Mourinho described the Lloris-Son confrontation as “beautiful” because it showed the competitive drive of the two team-mates, the goalkeeper blaming the winger for having failed for a moment in his defensive duties. Not much about Mourinho’s Tottenham, since he took over from Mauricio Pochettino in November, has been easily described as beautiful.
But then beauty was not the purpose of his appointment. The intention, at a club who just over 11 months ago were playing in the first European Cup final of their history, was to arrest a slump and somehow eke out a place in the 2020-21 Champions League.
Tottenham’s rise under Pochettino has encouraged fans to forget that, although European football has been part of Spurs’s midweek life for the last 10 seasons, it was more often Europa League football than Champions League.
When Mourinho’s Tottenham make it into Europe next season, it is almost certainly going to be into the secondary competition. On Thursday, at a wretchedly out of form Bournemouth, they could clamber up to seventh in the table and, with a win, give themselves an opportunity to move four points above Arsenal with victory in Sunday’s North London derby.
Finishing the season above their neighbours would spread some cheer, but it might also demand the sort of momentum that Mourinho’s Spurs have found hard to generate. They have put together a sequence of more than two league wins on the trot only once under their new manager in his 21 games in charge.
Indeed, you have to scroll back a long way in the Mourinho back-catalogue to find such a patchy start to a new job. Two decades ago, when Mourinho took on a head coach’s position for the first time, a fresh-faced, ambitious 37-year-old had Benfica on a strong run of form.

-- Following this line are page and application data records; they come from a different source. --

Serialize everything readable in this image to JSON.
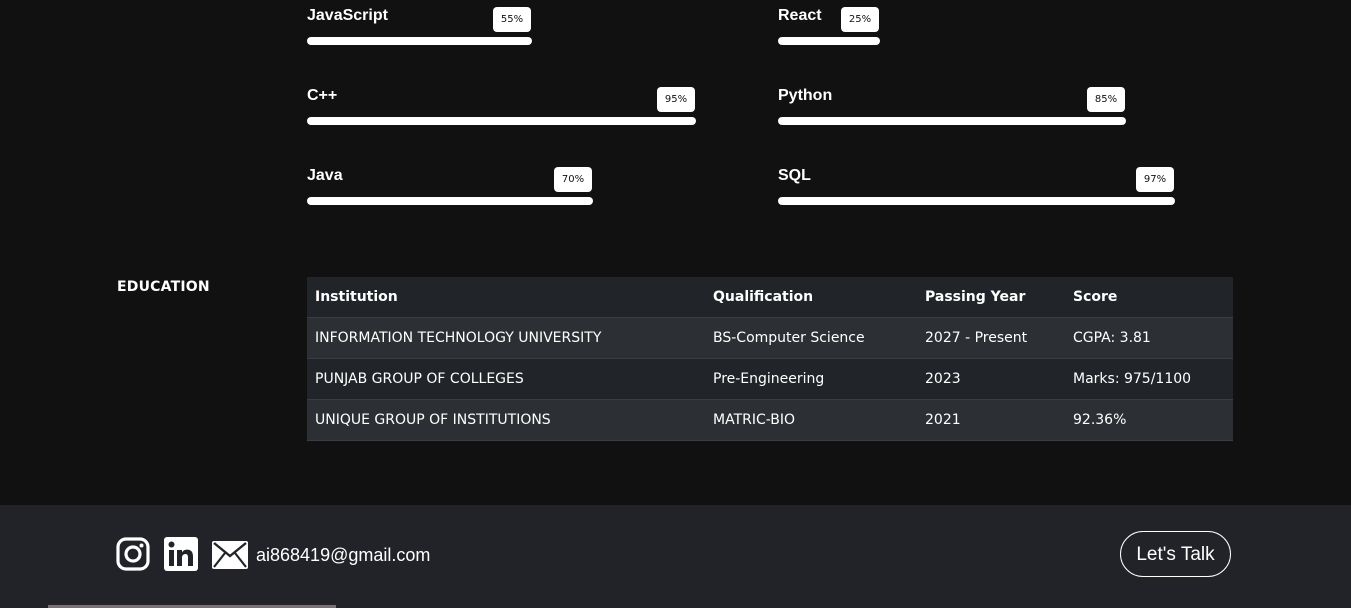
{
  "skills": [
    {
      "name": "JavaScript",
      "percent_label": "55%",
      "level": 0.55
    },
    {
      "name": "React",
      "percent_label": "25%",
      "level": 0.25
    },
    {
      "name": "C++",
      "percent_label": "95%",
      "level": 0.95
    },
    {
      "name": "Python",
      "percent_label": "85%",
      "level": 0.85
    },
    {
      "name": "Java",
      "percent_label": "70%",
      "level": 0.7
    },
    {
      "name": "SQL",
      "percent_label": "97%",
      "level": 0.97
    }
  ],
  "education": {
    "label": "EDUCATION",
    "headers": [
      "Institution",
      "Qualification",
      "Passing Year",
      "Score"
    ],
    "rows": [
      [
        "INFORMATION TECHNOLOGY UNIVERSITY",
        "BS-Computer Science",
        "2027 - Present",
        "CGPA: 3.81"
      ],
      [
        "PUNJAB GROUP OF COLLEGES",
        "Pre-Engineering",
        "2023",
        "Marks: 975/1100"
      ],
      [
        "UNIQUE GROUP OF INSTITUTIONS",
        "MATRIC-BIO",
        "2021",
        "92.36%"
      ]
    ]
  },
  "footer": {
    "icons": [
      "instagram-icon",
      "linkedin-icon",
      "mail-icon"
    ],
    "email": "ai868419@gmail.com",
    "cta_label": "Let's Talk"
  },
  "colors": {
    "background": "#111112",
    "footer_background": "#212328",
    "table_row_dark": "#212529",
    "table_row_light": "#2c3034",
    "bar": "#ffffff"
  }
}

However, largely because of presidential politics, he lost that job after just nine league games.
He came back to guide modest Leiria to unusual heights before being headhunted by Porto, and embarking on a blessed, 10-year spell of trophy-laden success in Portugal, England, Italy and Spain.
It is now a decade since the last of Mourinho’s two Champions League triumphs, part of Internazionale’s historic treble. It is five years since his last league title – a third Premier League gold medal with Chelsea, to add to the two Portuguese championships at Porto, the pair of Serie A crowns with Inter and the Spanish Liga he guided Real Madrid to.
That great past can act as an unkind mirror on the Mourinho of middle-age. Among the uncomfortable reflections: That his Spurs are on course for the lowest points-per-game total of any club Mourinho has ever reached the end of a season with.
There are mitigating circumstances. He joined mid-season, inherited a club marooned at 14th in the table, lost Harry Kane for a significant period of injury, and had to say farewell to Christian Eriksen in the January transfer window. He is about to lose Eric Dier for four matches, too, the defender learning yesterday of his four-match ban for climbing into the stands to support his brother in an altercation with a spectator in March.
Mourinho suggested Spurs will not appeal the ban, partly because of the risk it only gets delayed. “Let’s start next season without a suspension,” he said, putting little disguise on his priority, which is already the 2020-21 season. Mourinho wants to be judged only after he has won and lost some battles with his boss, Daniel Levy, over summer transfer budgets, and only after he has had a pre-season in which to shape his plans.
Published: July 9, 2020 08:22 AM